Elon Musk says Starlink satellites have had to dodge debris from Russia's anti-satellite missile test




  • In Science
  • 2021-11-30 19:57:08Z
  • By Business Insider
Elon Musk, CEO and founder of SpaceX.Patrick Pleul/picture alliance via Getty Images
Elon Musk, CEO and founder of SpaceX.Patrick Pleul/picture alliance via Getty Images  
  • Elon Musk says some of SpaceX's Starlink satellites had to dodge debris from a Russian missile test.

  • Russia blew up a satellite on November 15, making new clouds of high-speed debris in Earth's orbit.

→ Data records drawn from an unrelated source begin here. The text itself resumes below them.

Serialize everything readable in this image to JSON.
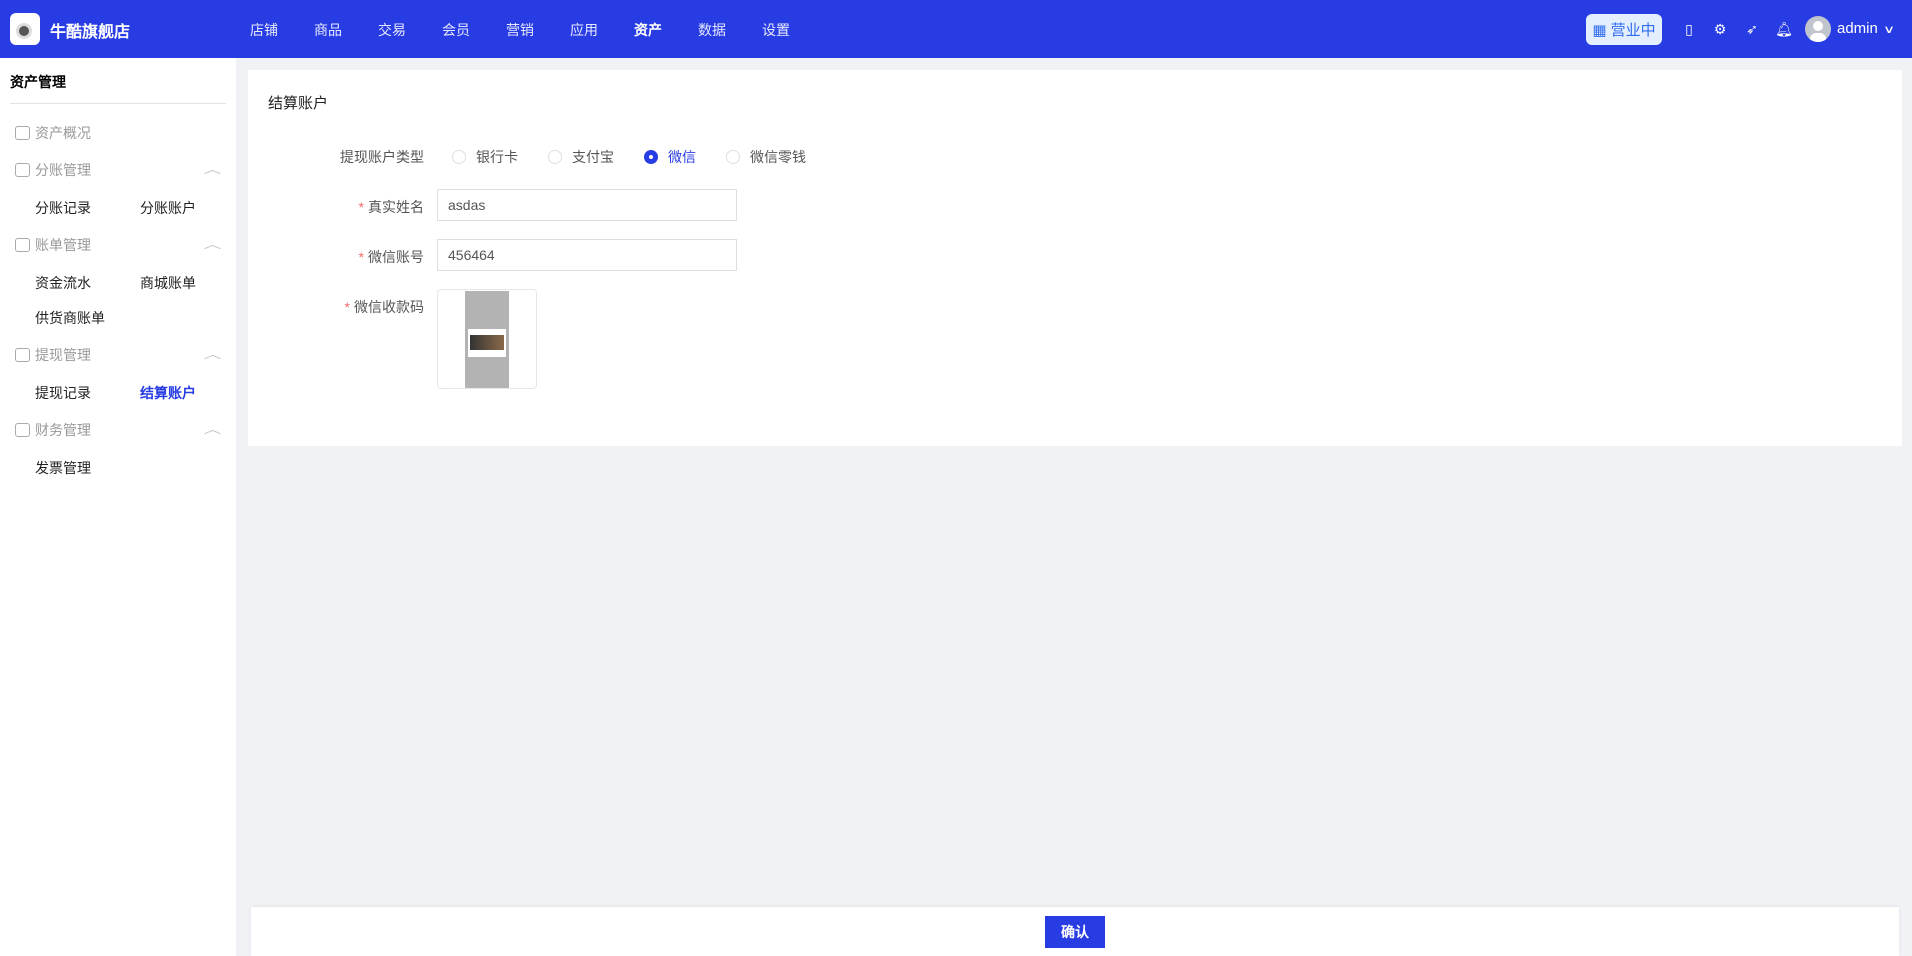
{
  "header": {
    "store_name": "牛酷旗舰店",
    "nav": [
      "店铺",
      "商品",
      "交易",
      "会员",
      "营销",
      "应用",
      "资产",
      "数据",
      "设置"
    ],
    "active_nav": "资产",
    "status": "营业中",
    "user": "admin"
  },
  "sidebar": {
    "title": "资产管理",
    "overview": "资产概况",
    "groups": [
      {
        "label": "分账管理",
        "items": [
          "分账记录",
          "分账账户"
        ]
      },
      {
        "label": "账单管理",
        "items": [
          "资金流水",
          "商城账单",
          "供货商账单"
        ]
      },
      {
        "label": "提现管理",
        "items": [
          "提现记录",
          "结算账户"
        ]
      },
      {
        "label": "财务管理",
        "items": [
          "发票管理"
        ]
      }
    ],
    "active": "结算账户"
  },
  "form": {
    "title": "结算账户",
    "type_label": "提现账户类型",
    "types": [
      "银行卡",
      "支付宝",
      "微信",
      "微信零钱"
    ],
    "selected_type": "微信",
    "name_label": "真实姓名",
    "name_value": "asdas",
    "account_label": "微信账号",
    "account_value": "456464",
    "qr_label": "微信收款码",
    "required_mark": "*"
  },
  "footer": {
    "confirm": "确认"
  },
  "colors": {
    "primary": "#283ce3",
    "required": "#f56c6c"
  }
}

  • Any collision could disable or explode a SpaceX satellite. Not all the Russian debris is being tracked.

Elon Musk said on Tuesday that SpaceX's Starlink satellites have had to dodge debris from a Russian missile test.

Russia blasted one of its satellites with a missile on November 15, causing an explosion of debris that spread throughout Earth's orbit, traveling about 10 times the speed of a bullet. Astronauts on the International Space Station took shelter in their spaceships, ready to evacuate the station in case of disaster.

The new clouds of debris pose a threat to almost everything in Earth's orbit - including Starlink, the network of about 1,700 SpaceX internet satellites.

"We had to shift some Starlink satellite orbits to reduce probability of collision," Musk, who founded SpaceX in 2002, wrote on Twitter. "Not great, but not terrible either."

Smaller debris could easily incapacitate a satellite. In that case, the satellite would slowly lose altitude until it fell through Earth's atmosphere, burning up from the friction. A collision with a larger chunk of the Russian shrapnel could make the new debris problem even worse.

"If [a satellite] gets hit by one of the bigger pieces of debris... it could completely destroy the satellite into thousands of more pieces," astronomer Jonathan McDowell, who tracks satellites and debris objects, told Insider after the missile test. "You could see debris hitting the satellites, causing more debris that then hits more satellites."

The US State Department estimates that the Russian missile test created more than 1,500 pieces of debris large enough to track from the ground. But nobody has successfully identified or tracked all the large objects yet. That could take months.

"If it's not in the catalog, SpaceX doesn't know it's there. And so they can't dodge," McDowell said.

Debris dodging will probably be a more regular necessity as SpaceX grows its satellite constellation. The Federal Communications Commission has licensed SpaceX to put 12,000 of its Starlink satellites into orbit, and the company has requested approval for another 30,000.

Marianne Guenot contributed reporting.

COMMENTS

More Related News

Elon Musk X: What life is like on a super-app in Asia
Elon Musk X: What life is like on a super-app in Asia

In Asia, super-apps are already a vital part of everyday life, with everything available at a click of a button.

Pound holds steady after Fitch drops UK credit outlook to
Pound holds steady after Fitch drops UK credit outlook to 'negative' - live updates

Income taxes to rise by £21bn despite Budget cuts FTSE 100 closed at 7,052.62 on Wednesday, FTSE 250 at 17,562.42 Dow Jones closed at 30,273.87, S&P 500 at...

Musk Deposition Delayed in Twitter Suit as Buyout Moves Ahead
Musk Deposition Delayed in Twitter Suit as Buyout Moves Ahead

(Bloomberg) -- Elon Musk and Twitter Inc. agreed to postpone the billionaire's long-awaited deposition in the company's lawsuit aimed at forcing him to go...

Three reasons Washington is freaking out about Elon Musk right now
Three reasons Washington is freaking out about Elon Musk right now

A takeover of Twitter by Elon Musk could create headaches for Democrats and Republicans alike, with a potential return of Donald Trump and explosion of...

Twitter under Musk? Most of the plans are a mystery
Twitter under Musk? Most of the plans are a mystery

Musk, the CEO of Tesla Motors and SpaceX and Twitter's most high-profile user since former President Donald Trump was booted from it, has shared few concrete...

Leave a Comment

Your email address will not be published. Required fields are marked with *

Cancel reply

Comments

Top News: Science